Workers and community residents potentially affected by hazardous exposures must be encouraged and allowed to participate fully in the sound management of chemicals and wastes in their workplaces and communities. To achieve this goal of inclusion, workers must be able – without interference from employers – to organise in the workplace, join unions, develop democratically elected worker health and safety committees and effective training programmes, and pursue other organising activities to make their workplaces safer.
- Workers have the right to collectively bargain as a fundamental human right guaranteed by the UN’s Universal Declaration of Human rights (1948) and by the International Labour Organization (ILO) Declaration on Fundamental Principles and Rights at Work (1998). The brands, with the full participation of workers and their representatives, shall enhance and implement ILO safe work standards and ILO guidelines on occupational safety and health, with special care for vulnerable or precarious workers, including women and immigrants. As well as the right to organise, these protections shall include the right to monitor and enforce effective health and safety protections in the workplace; to refuse or shut down unsafe or unhealthy work; and to be protected from retaliation for exercising their rights (right-to-act and ‘whistle-blower’ protection).

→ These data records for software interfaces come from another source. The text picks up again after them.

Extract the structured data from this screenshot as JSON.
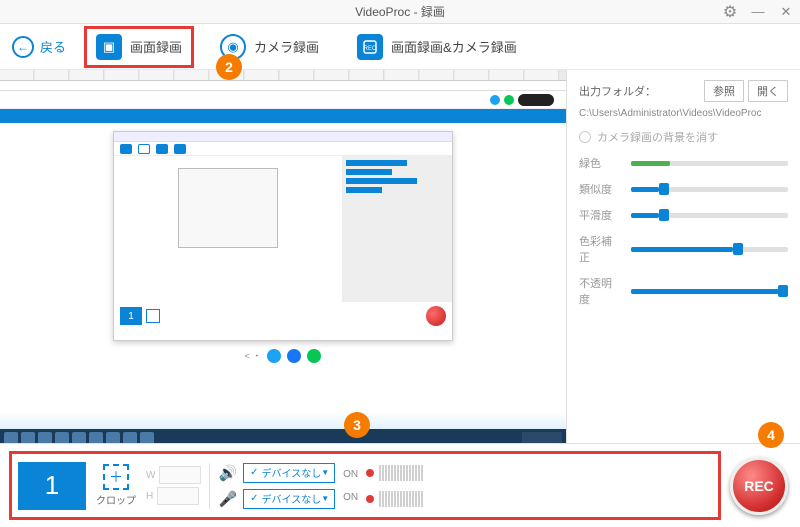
{
  "titlebar": {
    "title": "VideoProc - 録画"
  },
  "toolbar": {
    "back": "戻る",
    "modes": {
      "screen": "画面録画",
      "camera": "カメラ録画",
      "both": "画面録画&カメラ録画"
    }
  },
  "markers": {
    "m2": "2",
    "m3": "3",
    "m4": "4"
  },
  "side": {
    "folder_label": "出力フォルダ：",
    "browse": "参照",
    "open": "開く",
    "path": "C:\\Users\\Administrator\\Videos\\VideoProc",
    "chroma_chk": "カメラ録画の背景を消す",
    "sliders": {
      "chroma": {
        "label": "緑色",
        "pct": 25
      },
      "similar": {
        "label": "類似度",
        "pct": 18
      },
      "smooth": {
        "label": "平滑度",
        "pct": 18
      },
      "spill": {
        "label": "色彩補正",
        "pct": 65
      },
      "opacity": {
        "label": "不透明度",
        "pct": 100
      }
    }
  },
  "bottom": {
    "one": "1",
    "crop": "クロップ",
    "w_label": "W",
    "h_label": "H",
    "w_val": "",
    "h_val": "",
    "device_none": "デバイスなし",
    "on": "ON",
    "rec": "REC"
  }
}
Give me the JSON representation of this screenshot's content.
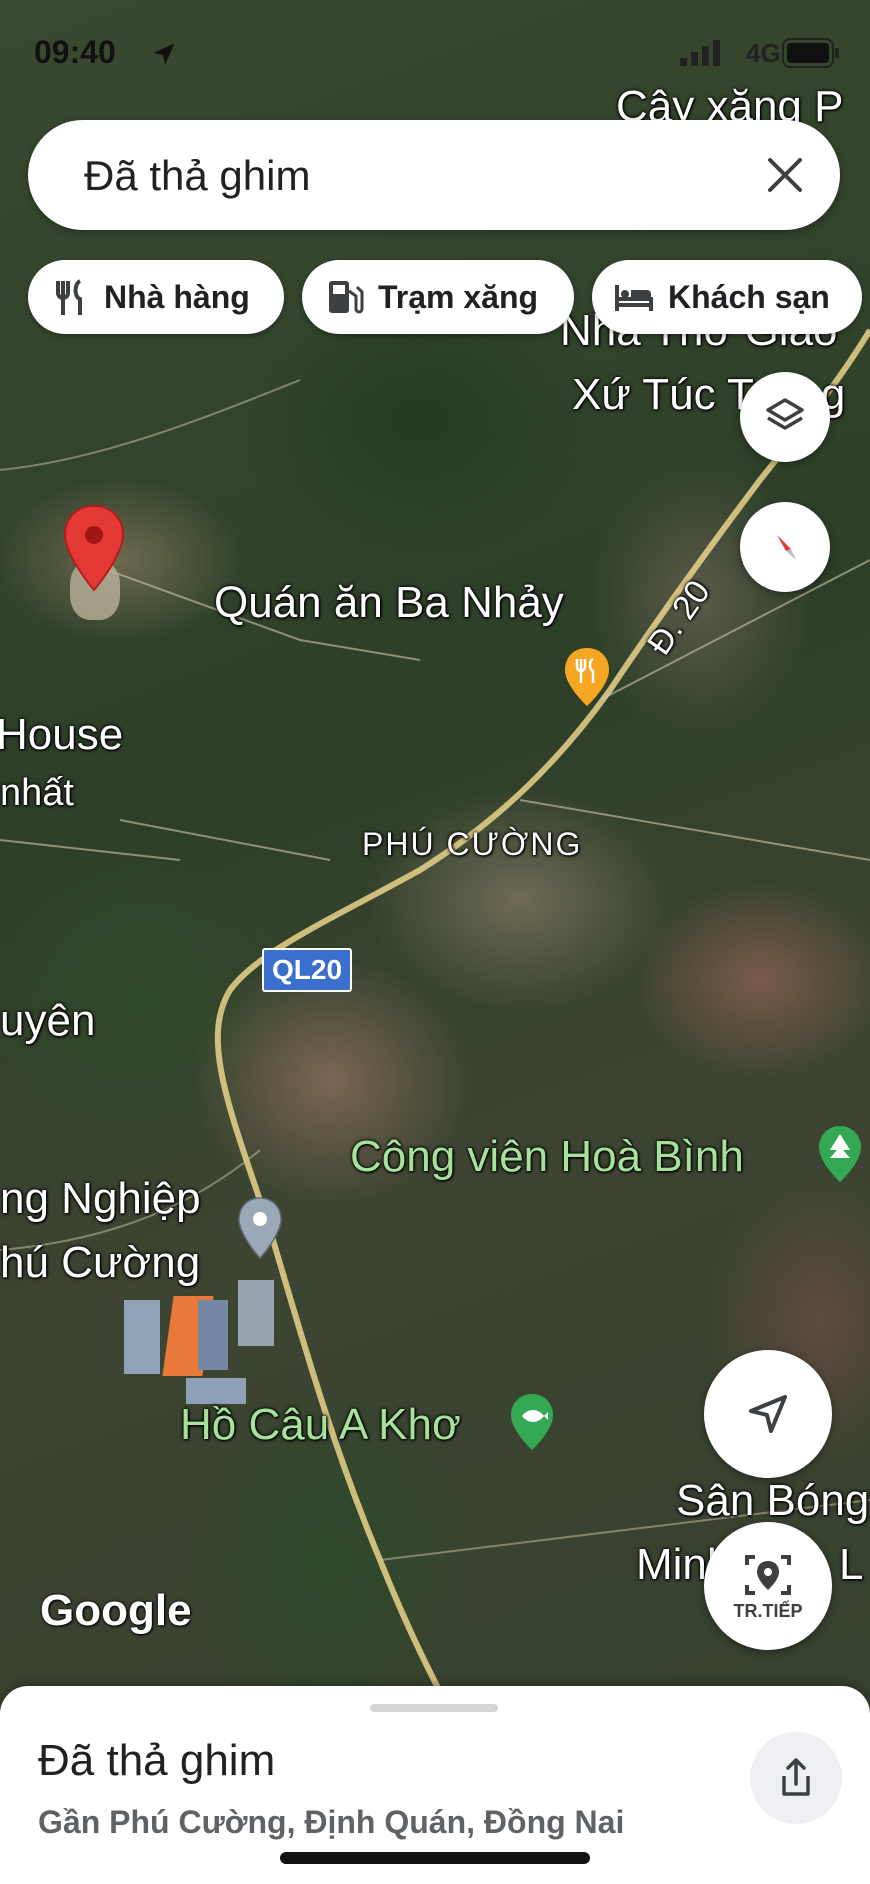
{
  "status_bar": {
    "time": "09:40",
    "network": "4G"
  },
  "search": {
    "value": "Đã thả ghim"
  },
  "chips": [
    {
      "label": "Nhà hàng",
      "icon": "restaurant-icon"
    },
    {
      "label": "Trạm xăng",
      "icon": "gas-station-icon"
    },
    {
      "label": "Khách sạn",
      "icon": "hotel-icon"
    }
  ],
  "map_labels": {
    "gas_station": "Cây xăng P",
    "church_1": "Nhà Thờ Giáo",
    "church_2": "Xứ Túc Trưng",
    "restaurant": "Quán ăn Ba Nhảy",
    "road_d20": "Đ. 20",
    "house_1": "House",
    "house_2": "nhất",
    "town": "PHÚ CƯỜNG",
    "highway": "QL20",
    "uyen": "uyên",
    "park": "Công viên Hoà Bình",
    "industrial_1": "ng Nghiệp",
    "industrial_2": "hú Cường",
    "fishing": "Hồ Câu A Khơ",
    "stadium_1": "Sân Bóng",
    "stadium_2": "Minh Đức L"
  },
  "buttons": {
    "layers": "layers-icon",
    "compass": "compass-icon",
    "my_location": "navigation-arrow-icon",
    "live_view": "TR.TIẾP"
  },
  "logo": "Google",
  "place": {
    "title": "Đã thả ghim",
    "address": "Gần Phú Cường, Định Quán, Đồng Nai"
  },
  "colors": {
    "pin": "#e53935",
    "restaurant_pin": "#f5a623",
    "park_pin": "#34a853",
    "highway_shield": "#3b6fce"
  }
}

Joint Health and Safety Committees in the workplace are to be encouraged, even if not required by law, with the worker representatives to be fairly elected by their peers. The brands and suppliers shall develop frameworks to promote the active and meaningful participation of all stakeholders in the sound management of chemicals and wastes, including community representatives, non-governmental organisations, managers, workers and trade unions. All hazard communication, education and training shall be conducted in appropriate languages understood by the workers.